Sherman Jackson concludes that Qarāfī’s arguments provide powerful insights into Islamic legal reasoning in the post-formative period. Although it is unclear whether he succeeded in changing the school opinion, the fact that he sought to do so was itself significant. Rather than simply interpret the text of scripture, Qarāfī had to negotiate prior precedent, as well as legal and social realities of his time. Though, he may not have persuaded the school to adopt a new rule in these custody cases, he arguably opened up the legal and psychological space for his fellow jurists to consider deviating from the dominant rule when justice so required.
Madhhab = (interpretive) legal school. Islamic law has multiple approaches to legal interpretation, called schools of law, or madhhabs. Scholar-jurists in each school each interpret the law and resolve cases. Although each jurist relies on Islam’s foundational texts, the Qurʾān and the Sunnah (contained in ḥadīth reports of Prophetic statements and actions), these same jurists often reach different conclusions of law, much like American judges examining a dispute appeal to the same sources of law but reach different conclusions about outcomes. Sometimes, even scholars within the same legal school disagreed on certain issues.

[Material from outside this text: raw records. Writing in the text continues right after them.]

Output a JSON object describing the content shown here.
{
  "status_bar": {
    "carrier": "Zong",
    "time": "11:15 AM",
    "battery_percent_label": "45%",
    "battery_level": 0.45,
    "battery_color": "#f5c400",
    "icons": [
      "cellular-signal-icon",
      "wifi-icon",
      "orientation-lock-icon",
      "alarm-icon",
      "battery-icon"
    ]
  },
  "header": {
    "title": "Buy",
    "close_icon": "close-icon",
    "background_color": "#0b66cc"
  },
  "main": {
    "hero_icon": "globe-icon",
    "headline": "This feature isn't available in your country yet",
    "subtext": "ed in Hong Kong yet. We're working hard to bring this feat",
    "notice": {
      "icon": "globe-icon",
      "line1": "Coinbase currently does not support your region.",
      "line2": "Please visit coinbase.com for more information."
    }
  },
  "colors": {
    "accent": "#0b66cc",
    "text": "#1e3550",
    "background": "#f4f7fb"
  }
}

Fatwā = advisory opinion. Muslim jurists issue legal opinions called fatwās, giving their interpretation of discrete legal issues based on the foundational texts of Islamic law and on previous legal opinions within their own schools. Issuance of this kind of advisor opinion does not assure a determined outcome. Qarāfī’s sixteenth century fatwā about child custody shows how a jurist may go against the prevailing opinion of his school and use innovative legal reasoning to reach what he believes is a just outcome.